Bruce Milam
1 month ago

This is a beautiful building. The architect’s name escapes me but he was responsible for severalniconic buildings in Richmond including the former hotel at 6th and East Main Street.

Sean. Stilwell
Sean. Stilwell
1 month ago
Reply to  Bruce Milam

Carl Ruehmund… he had some great details in his work!

St George Pinckney
St George Pinckney
1 month ago
Reply to  Bruce Milam

Parking for how many cars per room?

Ed Christina
Ed Christina
1 month ago

Can’t imagine any parking in that area.

Ed Christina
Ed Christina
1 month ago
Reply to  Ed Christina

Hotels have people from out of town.

Even if they fly in to town, they will rent cars.

The cars have to be put someplace and that part of the Fan is already overcrowded.

Jackson Joyner
Jackson Joyner
1 month ago
Reply to  Ed Christina

I’m sure they will just take the Pulse.

Justin W Ranson
Justin W Ranson
1 month ago

looks like there are maybe 22 cars in the lot.
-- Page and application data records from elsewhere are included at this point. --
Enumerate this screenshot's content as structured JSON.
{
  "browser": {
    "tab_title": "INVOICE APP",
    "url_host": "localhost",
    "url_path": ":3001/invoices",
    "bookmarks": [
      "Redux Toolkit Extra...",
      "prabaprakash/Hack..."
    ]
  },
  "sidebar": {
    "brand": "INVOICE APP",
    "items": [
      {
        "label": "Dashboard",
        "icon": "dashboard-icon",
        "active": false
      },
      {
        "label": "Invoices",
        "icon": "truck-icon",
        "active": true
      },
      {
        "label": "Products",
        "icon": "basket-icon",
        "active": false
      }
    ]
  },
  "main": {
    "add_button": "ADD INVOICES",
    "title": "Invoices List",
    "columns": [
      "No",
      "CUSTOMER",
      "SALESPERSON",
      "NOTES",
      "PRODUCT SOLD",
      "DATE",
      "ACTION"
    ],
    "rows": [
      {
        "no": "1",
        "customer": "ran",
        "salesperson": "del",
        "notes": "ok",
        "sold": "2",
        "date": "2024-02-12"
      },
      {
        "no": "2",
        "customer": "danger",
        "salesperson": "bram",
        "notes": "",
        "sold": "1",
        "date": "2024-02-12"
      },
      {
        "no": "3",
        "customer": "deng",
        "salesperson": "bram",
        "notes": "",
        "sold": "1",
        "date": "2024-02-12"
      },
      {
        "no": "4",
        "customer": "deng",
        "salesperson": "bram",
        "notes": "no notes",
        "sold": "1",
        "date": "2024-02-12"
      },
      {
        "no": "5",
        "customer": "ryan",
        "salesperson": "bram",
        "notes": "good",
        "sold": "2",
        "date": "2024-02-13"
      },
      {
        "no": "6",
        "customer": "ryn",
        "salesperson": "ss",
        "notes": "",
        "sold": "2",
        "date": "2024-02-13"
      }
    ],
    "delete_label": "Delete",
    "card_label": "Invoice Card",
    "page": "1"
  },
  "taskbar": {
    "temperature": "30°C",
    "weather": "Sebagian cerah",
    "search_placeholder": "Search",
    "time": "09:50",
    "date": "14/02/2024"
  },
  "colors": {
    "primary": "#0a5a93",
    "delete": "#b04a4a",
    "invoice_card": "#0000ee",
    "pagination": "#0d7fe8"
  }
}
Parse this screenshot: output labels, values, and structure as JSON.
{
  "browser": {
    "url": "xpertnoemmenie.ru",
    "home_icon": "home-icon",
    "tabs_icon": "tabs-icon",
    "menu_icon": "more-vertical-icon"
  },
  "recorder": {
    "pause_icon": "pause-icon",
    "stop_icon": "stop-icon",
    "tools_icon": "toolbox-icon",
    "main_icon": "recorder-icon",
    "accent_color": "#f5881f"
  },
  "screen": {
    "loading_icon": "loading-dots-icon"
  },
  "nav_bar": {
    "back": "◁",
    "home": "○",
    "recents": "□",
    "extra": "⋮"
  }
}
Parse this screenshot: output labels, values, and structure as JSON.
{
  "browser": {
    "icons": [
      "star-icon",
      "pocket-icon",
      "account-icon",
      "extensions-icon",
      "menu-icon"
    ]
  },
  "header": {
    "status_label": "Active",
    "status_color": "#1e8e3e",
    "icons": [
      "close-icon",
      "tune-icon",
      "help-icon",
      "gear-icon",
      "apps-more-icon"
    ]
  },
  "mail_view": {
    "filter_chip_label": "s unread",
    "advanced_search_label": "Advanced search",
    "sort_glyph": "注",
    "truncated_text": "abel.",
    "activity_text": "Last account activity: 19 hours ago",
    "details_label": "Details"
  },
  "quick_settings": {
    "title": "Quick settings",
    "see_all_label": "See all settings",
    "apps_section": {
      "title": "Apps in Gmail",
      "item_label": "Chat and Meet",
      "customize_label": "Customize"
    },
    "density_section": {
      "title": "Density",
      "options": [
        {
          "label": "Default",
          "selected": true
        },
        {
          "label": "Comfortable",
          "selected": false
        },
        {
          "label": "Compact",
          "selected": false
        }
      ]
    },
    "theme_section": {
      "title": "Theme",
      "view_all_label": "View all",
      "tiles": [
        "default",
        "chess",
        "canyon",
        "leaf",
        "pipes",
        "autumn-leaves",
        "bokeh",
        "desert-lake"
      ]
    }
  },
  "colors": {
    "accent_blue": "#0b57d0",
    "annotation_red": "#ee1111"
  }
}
Not sure if they’ll keep it that way or do something else.

Justin W Ranson
Justin W Ranson
1 month ago

There’s also a large side lot that could be used if it comes with the property.

Justin Reynolds
Justin Reynolds
1 month ago

With valet parking they can fit a good number more vehicles as well.

John Lindner
John Lindner
1 month ago

Wonderful. Best of luck to the team working on this.